Especially if they only asked in the first place to be polite just as they would have asked you about fly-fishing had that been your passion. (People do, you know.)
Again, the people who are going to be the most fascinated in your book’s ups and downs at every stage are going to be other writers.
Actually, after you’re agented, other writers may be your most persistent questioners, especially writers who have not yet had a book under editorial scrutiny. It can be a very lengthy process, the timing of which is utterly outside the author’s control, but even most writers don’t know that until they have been through the submission wringer themselves.
But if they haven’t, they think they’re just supporting a fellow writer when they ask, “So, has your agent managed to sell that book of yours yet? What’s the hold-up?”
As if you would have sold your book and neglected to shout the news from the rooftops. Or at least to your Christmas card list.
I like to think that they ask out of love — as in they would LOVE to be able to celebrate the triumphs of a writer that they know. Admittedly, it sometimes takes some determination on my part to cling to this inspiring little belief (when one’s memoir has been on hold at a publishing house for a couple of years, people do tend to express sympathy by venting frustration about the delay at one), but ultimately, I’m quite sure I’m happier than I would be if I took every iteration of the question as a demand that I instantly drop everything I’m doing and rush off to rectify the situation.
Because, really, most of the time, neither writers nor non-writers mean their enthusiastic cries of, “Is it done/sold/out yet?” as criticism about not being the latest Oprah book club pick. Not even if they walk right up to you and say, as if it had never occurred to you or as if every writer in the world didn’t aspire to it, “You know, your book belongs on Oprah.”
What they mean is, “I like you. I want you to succeed. And even though I don’t really understand what you’re going through, I want to acknowledge that you’re trying.”
A little Pollyannaish of me? Perhaps. But permit me to suggest a little stocking-stuffer that writers can give their kith and kin this holiday season: just for this one dinner party or get-together, assume that that’s what they do mean, even if they express it poorly. And respond to the underlying sentiment, not the words.

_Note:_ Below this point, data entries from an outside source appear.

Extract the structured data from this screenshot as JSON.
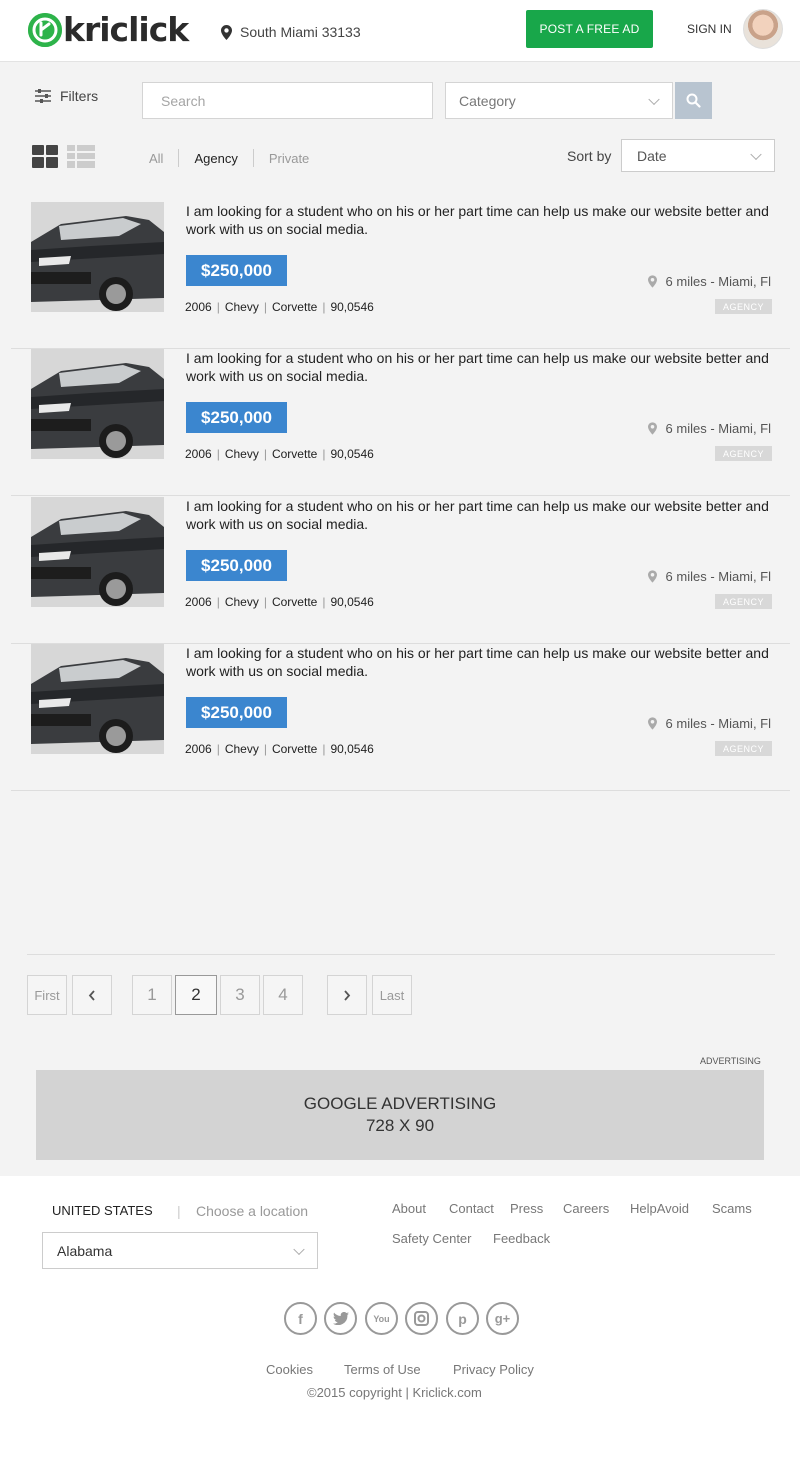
{
  "header": {
    "logo_text": "kriclick",
    "location": "South Miami 33133",
    "post_ad_label": "POST A FREE AD",
    "signin_label": "SIGN IN"
  },
  "filters": {
    "label": "Filters",
    "search_placeholder": "Search",
    "category_label": "Category"
  },
  "tabs": [
    "All",
    "Agency",
    "Private"
  ],
  "active_tab": "Agency",
  "sort": {
    "label": "Sort by",
    "value": "Date"
  },
  "listings": [
    {
      "description": "I am looking for a student who on his or her part time can help us make our website better and work with us on social media.",
      "price": "$250,000",
      "distance": "6 miles - Miami, Fl",
      "year": "2006",
      "make": "Chevy",
      "model": "Corvette",
      "mileage": "90,0546",
      "badge": "AGENCY"
    },
    {
      "description": "I am looking for a student who on his or her part time can help us make our website better and work with us on social media.",
      "price": "$250,000",
      "distance": "6 miles - Miami, Fl",
      "year": "2006",
      "make": "Chevy",
      "model": "Corvette",
      "mileage": "90,0546",
      "badge": "AGENCY"
    },
    {
      "description": "I am looking for a student who on his or her part time can help us make our website better and work with us on social media.",
      "price": "$250,000",
      "distance": "6 miles - Miami, Fl",
      "year": "2006",
      "make": "Chevy",
      "model": "Corvette",
      "mileage": "90,0546",
      "badge": "AGENCY"
    },
    {
      "description": "I am looking for a student who on his or her part time can help us make our website better and work with us on social media.",
      "price": "$250,000",
      "distance": "6 miles - Miami, Fl",
      "year": "2006",
      "make": "Chevy",
      "model": "Corvette",
      "mileage": "90,0546",
      "badge": "AGENCY"
    }
  ],
  "pagination": {
    "first": "First",
    "last": "Last",
    "pages": [
      "1",
      "2",
      "3",
      "4"
    ],
    "current": "2"
  },
  "ad": {
    "label": "ADVERTISING",
    "line1": "GOOGLE ADVERTISING",
    "line2": "728 X 90"
  },
  "footer": {
    "country": "UNITED STATES",
    "choose_location": "Choose a location",
    "state": "Alabama",
    "links": [
      "About",
      "Contact",
      "Press",
      "Careers",
      "HelpAvoid",
      "Scams",
      "Safety Center",
      "Feedback"
    ],
    "social": [
      "facebook-icon",
      "twitter-icon",
      "youtube-icon",
      "instagram-icon",
      "pinterest-icon",
      "google-plus-icon"
    ],
    "legal": [
      "Cookies",
      "Terms of Use",
      "Privacy Policy"
    ],
    "copyright": "©2015 copyright  |  Kriclick.com"
  },
  "colors": {
    "brand_green": "#18a74a",
    "price_blue": "#3b86cf",
    "search_button": "#b8c4d0"
  }
}
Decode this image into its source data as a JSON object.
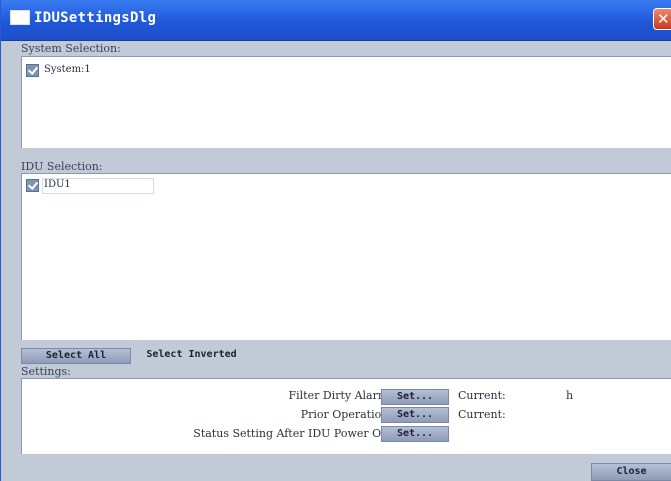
{
  "window": {
    "title": "IDUSettingsDlg",
    "close_glyph": "✕"
  },
  "system_selection": {
    "label": "System Selection:",
    "items": [
      {
        "label": "System:1",
        "checked": true
      }
    ]
  },
  "idu_selection": {
    "label": "IDU Selection:",
    "items": [
      {
        "label": "IDU1",
        "checked": true
      }
    ]
  },
  "selection_buttons": {
    "select_all": "Select All",
    "select_inverted": "Select Inverted"
  },
  "settings": {
    "label": "Settings:",
    "rows": [
      {
        "label": "Filter Dirty Alarm:",
        "button": "Set...",
        "current_label": "Current:",
        "current_value": "h"
      },
      {
        "label": "Prior Operation:",
        "button": "Set...",
        "current_label": "Current:",
        "current_value": ""
      },
      {
        "label": "Status Setting After IDU Power On:",
        "button": "Set..."
      }
    ]
  },
  "footer": {
    "close": "Close"
  },
  "colors": {
    "titlebar": "#2361e0",
    "window_bg": "#c2cad8",
    "button": "#a3b0c8"
  }
}
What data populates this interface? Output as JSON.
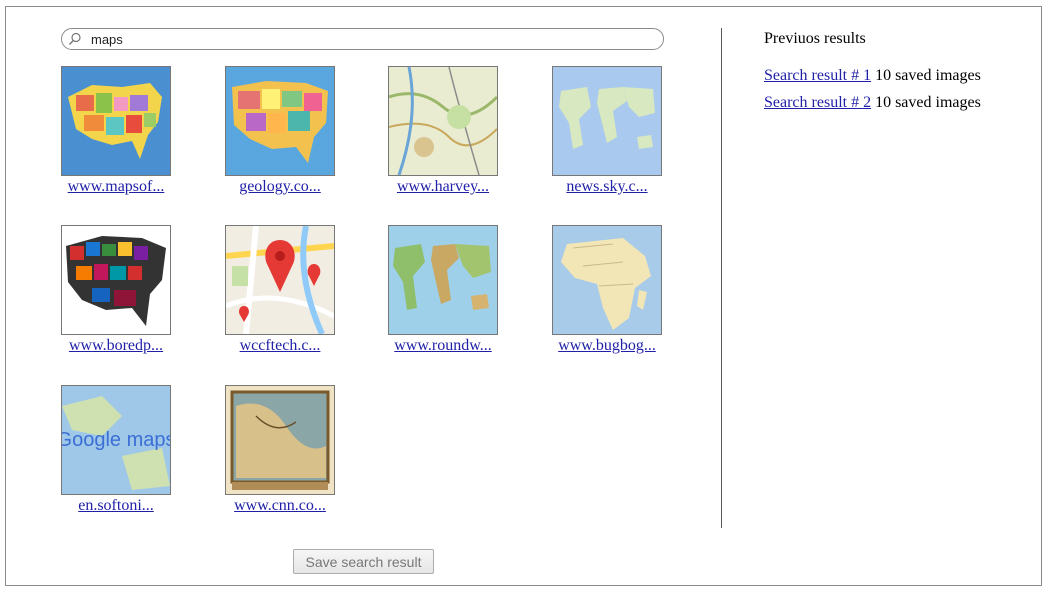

Just a suggestion for keeping the peace on that typically not-the-most-silent of nights. Keep up the good work!
(P.S.: photo appears courtesy of the fine folks at FreeFoto.com.)